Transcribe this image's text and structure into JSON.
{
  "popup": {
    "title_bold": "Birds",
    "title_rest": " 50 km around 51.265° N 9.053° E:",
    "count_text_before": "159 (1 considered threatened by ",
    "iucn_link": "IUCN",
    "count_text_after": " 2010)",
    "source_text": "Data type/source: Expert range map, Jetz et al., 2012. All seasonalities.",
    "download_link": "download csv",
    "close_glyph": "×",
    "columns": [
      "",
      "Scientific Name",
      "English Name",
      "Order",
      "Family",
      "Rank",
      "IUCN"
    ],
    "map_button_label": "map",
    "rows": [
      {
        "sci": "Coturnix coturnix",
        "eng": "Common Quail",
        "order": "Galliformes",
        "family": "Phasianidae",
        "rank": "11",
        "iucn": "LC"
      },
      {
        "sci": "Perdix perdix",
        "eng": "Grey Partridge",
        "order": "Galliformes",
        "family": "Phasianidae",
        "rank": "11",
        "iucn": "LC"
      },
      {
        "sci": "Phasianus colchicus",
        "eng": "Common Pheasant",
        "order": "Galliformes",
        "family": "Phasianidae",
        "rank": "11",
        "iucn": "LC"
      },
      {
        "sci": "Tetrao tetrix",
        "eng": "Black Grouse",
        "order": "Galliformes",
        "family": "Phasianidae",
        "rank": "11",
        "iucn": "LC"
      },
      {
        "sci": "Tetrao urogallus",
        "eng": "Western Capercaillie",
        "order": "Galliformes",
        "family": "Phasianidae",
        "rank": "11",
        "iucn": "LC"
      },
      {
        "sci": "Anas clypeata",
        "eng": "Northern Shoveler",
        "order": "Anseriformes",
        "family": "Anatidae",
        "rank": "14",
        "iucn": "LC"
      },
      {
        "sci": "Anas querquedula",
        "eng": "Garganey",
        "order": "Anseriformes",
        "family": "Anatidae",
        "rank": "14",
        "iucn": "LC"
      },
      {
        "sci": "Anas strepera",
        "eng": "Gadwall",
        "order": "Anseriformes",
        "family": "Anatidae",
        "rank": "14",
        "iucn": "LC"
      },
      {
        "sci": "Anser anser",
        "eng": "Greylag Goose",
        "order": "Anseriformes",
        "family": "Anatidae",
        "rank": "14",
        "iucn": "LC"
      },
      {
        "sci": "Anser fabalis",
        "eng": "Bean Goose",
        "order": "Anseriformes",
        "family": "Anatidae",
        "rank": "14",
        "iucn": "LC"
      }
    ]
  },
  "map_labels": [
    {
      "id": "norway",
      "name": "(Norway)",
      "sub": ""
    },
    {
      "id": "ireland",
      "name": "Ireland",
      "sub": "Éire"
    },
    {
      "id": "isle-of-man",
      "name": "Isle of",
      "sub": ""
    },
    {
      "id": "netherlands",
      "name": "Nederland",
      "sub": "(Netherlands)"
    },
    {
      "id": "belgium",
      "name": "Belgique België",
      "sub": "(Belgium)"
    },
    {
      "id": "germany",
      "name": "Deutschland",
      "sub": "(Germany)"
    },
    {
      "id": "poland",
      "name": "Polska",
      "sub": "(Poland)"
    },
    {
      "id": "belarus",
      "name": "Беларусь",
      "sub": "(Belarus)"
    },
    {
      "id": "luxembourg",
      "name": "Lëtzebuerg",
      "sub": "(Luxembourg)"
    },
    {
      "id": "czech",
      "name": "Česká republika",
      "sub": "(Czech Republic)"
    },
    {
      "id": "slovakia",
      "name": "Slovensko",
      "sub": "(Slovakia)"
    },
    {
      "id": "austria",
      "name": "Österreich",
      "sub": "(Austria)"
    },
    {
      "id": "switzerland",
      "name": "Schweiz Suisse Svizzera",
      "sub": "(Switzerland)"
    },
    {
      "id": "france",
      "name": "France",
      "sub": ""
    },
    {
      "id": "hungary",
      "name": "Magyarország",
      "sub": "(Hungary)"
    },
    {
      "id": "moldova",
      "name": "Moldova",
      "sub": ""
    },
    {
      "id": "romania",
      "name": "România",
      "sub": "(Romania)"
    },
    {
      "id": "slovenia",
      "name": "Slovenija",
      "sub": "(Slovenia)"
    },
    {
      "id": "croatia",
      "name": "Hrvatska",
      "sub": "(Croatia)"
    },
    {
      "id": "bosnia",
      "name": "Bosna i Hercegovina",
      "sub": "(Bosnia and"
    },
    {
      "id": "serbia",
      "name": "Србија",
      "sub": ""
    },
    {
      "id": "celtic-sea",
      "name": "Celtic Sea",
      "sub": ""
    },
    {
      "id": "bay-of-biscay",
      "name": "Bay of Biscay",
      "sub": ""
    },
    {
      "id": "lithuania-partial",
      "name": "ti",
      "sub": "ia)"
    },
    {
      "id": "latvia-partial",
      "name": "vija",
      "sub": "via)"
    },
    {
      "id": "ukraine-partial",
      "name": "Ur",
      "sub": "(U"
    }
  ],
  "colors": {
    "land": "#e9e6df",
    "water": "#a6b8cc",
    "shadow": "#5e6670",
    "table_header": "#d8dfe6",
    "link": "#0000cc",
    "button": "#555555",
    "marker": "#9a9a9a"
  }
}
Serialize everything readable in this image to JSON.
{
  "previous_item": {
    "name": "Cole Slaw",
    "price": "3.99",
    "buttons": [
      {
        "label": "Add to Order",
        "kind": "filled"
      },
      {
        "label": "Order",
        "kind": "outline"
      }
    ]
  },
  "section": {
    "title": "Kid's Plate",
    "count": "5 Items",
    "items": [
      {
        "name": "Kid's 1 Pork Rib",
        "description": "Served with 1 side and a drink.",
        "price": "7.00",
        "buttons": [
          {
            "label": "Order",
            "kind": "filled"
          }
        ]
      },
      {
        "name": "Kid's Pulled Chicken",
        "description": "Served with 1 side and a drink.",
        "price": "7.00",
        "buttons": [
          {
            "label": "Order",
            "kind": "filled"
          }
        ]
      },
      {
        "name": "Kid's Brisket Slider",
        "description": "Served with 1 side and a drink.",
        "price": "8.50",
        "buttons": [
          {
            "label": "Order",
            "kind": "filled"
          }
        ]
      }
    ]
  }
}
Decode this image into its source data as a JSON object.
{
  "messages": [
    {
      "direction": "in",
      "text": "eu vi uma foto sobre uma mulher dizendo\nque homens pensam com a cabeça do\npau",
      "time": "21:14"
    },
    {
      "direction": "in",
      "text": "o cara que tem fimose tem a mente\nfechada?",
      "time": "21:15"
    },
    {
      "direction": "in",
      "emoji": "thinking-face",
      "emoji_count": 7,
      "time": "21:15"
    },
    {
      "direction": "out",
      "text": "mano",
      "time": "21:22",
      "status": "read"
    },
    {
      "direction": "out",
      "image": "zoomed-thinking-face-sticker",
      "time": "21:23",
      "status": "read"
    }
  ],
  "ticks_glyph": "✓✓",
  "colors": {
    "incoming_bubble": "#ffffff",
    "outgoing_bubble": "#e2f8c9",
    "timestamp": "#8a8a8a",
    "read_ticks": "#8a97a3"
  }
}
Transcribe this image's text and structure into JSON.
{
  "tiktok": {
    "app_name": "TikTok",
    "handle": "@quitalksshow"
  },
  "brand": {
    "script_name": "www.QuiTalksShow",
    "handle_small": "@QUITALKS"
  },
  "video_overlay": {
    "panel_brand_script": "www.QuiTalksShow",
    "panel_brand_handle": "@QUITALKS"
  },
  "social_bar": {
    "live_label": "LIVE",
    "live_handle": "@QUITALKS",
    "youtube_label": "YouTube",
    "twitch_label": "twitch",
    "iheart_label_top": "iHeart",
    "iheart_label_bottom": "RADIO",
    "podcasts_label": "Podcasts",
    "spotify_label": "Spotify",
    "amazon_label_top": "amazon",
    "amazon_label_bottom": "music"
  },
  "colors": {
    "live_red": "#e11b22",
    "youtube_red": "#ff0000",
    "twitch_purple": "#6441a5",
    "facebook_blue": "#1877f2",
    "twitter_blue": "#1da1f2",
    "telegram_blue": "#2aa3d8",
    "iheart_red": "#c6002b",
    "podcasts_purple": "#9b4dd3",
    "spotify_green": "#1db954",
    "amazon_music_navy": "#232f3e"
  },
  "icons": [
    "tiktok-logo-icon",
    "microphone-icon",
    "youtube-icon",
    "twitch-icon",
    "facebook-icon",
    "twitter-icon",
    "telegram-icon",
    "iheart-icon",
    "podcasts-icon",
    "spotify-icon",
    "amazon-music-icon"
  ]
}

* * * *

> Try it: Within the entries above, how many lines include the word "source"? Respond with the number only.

> Answer for this exercise: 2